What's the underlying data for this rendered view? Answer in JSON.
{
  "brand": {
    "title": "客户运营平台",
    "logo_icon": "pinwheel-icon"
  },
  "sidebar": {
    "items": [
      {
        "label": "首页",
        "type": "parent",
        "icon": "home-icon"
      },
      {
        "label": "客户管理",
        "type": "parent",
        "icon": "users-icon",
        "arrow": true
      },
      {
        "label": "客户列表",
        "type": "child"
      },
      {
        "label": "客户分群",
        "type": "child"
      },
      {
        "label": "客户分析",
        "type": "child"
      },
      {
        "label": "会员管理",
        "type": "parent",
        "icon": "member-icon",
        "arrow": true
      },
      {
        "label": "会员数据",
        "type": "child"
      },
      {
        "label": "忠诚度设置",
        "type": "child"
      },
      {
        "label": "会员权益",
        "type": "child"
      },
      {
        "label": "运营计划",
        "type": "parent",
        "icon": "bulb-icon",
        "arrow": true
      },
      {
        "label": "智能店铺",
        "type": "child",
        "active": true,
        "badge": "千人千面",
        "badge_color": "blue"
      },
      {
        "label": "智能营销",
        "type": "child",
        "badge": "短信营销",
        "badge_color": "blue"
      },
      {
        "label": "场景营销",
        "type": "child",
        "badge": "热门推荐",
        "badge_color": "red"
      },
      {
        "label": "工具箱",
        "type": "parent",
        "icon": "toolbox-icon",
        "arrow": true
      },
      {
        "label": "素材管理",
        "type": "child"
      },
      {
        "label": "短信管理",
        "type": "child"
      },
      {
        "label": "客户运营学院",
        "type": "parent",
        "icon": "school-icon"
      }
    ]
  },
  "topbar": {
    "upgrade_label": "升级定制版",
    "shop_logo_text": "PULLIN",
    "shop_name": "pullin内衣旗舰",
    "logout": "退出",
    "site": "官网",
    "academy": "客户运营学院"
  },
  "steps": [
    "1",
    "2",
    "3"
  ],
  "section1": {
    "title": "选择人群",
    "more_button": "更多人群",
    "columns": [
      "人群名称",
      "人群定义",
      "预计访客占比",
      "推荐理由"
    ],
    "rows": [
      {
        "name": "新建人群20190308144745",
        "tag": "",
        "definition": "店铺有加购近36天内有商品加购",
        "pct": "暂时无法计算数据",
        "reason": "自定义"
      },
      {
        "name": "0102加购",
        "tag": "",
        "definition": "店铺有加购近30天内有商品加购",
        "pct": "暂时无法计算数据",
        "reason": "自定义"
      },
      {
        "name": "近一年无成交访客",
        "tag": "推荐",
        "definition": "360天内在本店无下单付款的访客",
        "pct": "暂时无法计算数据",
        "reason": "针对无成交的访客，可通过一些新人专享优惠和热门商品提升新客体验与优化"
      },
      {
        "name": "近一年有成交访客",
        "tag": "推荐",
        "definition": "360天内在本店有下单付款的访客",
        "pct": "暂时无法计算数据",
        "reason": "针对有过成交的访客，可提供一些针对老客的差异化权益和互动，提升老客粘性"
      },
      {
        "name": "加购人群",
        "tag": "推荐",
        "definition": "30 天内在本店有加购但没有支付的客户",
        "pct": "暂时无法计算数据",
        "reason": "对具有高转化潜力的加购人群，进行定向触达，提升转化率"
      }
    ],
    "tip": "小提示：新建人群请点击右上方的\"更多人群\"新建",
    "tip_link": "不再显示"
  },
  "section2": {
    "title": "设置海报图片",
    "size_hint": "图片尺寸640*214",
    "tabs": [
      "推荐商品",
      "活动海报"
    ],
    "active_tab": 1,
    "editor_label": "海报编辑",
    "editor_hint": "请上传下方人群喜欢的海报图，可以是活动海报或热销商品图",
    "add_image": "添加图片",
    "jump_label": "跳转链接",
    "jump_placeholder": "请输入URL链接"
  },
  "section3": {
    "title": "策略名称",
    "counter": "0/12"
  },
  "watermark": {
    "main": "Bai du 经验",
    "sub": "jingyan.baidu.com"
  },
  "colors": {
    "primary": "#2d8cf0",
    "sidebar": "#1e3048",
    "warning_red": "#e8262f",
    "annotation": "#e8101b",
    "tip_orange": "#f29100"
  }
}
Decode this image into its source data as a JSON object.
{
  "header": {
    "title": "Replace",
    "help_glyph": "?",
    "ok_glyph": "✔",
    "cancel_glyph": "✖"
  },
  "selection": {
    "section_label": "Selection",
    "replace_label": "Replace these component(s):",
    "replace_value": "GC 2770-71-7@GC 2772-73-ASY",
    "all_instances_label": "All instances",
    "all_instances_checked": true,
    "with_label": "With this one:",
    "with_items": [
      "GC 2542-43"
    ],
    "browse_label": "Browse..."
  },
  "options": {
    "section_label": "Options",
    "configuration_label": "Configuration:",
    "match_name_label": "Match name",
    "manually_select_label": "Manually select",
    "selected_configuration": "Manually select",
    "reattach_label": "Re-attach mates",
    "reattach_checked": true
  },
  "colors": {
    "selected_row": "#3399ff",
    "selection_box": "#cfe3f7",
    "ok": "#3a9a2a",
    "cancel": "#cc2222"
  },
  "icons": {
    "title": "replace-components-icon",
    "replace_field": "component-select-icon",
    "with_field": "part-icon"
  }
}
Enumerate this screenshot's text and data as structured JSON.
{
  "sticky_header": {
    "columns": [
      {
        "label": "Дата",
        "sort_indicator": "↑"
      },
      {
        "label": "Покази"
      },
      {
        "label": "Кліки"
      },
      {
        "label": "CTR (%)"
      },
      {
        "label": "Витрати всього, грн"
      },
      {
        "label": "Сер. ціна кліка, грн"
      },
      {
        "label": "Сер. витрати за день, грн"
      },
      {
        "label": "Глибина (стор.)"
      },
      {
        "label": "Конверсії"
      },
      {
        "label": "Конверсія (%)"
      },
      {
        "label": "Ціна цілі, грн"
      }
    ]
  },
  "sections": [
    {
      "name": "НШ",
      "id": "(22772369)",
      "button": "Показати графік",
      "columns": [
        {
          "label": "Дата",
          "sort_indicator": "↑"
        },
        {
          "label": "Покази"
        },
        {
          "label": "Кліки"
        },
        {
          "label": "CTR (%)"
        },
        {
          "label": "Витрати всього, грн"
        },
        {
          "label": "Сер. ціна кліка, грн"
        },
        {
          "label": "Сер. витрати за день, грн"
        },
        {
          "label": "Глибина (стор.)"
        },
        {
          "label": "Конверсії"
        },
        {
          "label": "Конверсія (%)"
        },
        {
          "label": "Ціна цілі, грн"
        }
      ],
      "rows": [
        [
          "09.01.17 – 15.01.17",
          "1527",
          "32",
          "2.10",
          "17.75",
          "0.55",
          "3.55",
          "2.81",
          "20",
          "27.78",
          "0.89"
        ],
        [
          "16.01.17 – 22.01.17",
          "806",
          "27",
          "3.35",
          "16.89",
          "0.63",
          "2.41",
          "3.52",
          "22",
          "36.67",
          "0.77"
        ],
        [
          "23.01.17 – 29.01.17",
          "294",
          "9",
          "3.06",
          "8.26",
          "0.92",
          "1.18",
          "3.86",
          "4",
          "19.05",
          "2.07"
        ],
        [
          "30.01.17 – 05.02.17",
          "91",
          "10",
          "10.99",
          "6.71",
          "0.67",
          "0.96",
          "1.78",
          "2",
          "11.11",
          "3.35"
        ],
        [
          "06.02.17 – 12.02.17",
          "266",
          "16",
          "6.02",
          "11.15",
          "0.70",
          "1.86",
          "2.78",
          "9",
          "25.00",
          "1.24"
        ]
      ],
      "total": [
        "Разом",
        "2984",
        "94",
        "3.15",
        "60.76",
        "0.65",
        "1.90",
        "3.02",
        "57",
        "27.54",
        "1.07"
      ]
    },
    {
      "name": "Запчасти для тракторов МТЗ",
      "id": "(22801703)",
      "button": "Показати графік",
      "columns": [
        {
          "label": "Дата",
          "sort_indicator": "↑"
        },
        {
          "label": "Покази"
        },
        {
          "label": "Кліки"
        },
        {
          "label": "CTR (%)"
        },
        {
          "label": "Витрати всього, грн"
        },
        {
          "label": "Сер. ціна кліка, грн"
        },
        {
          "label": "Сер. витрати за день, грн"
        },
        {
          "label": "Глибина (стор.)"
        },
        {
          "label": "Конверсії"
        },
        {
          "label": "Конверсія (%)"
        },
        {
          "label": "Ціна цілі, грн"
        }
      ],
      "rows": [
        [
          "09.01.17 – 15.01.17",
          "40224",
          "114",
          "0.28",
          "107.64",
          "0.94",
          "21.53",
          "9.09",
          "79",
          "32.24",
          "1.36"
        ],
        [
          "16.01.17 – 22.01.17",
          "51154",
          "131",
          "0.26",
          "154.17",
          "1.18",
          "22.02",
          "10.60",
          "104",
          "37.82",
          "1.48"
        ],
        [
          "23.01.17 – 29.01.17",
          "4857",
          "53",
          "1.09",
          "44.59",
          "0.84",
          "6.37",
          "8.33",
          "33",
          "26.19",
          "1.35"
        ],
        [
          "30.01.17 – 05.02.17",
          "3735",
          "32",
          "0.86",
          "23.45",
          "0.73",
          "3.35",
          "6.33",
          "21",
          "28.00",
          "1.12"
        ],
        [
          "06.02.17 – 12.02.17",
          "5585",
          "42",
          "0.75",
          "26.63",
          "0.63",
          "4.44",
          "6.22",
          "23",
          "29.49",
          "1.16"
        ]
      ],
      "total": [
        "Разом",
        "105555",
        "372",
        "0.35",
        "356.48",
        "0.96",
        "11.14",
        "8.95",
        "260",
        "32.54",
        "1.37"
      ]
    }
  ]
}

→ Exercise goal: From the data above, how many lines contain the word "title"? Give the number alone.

→ Answer space: 6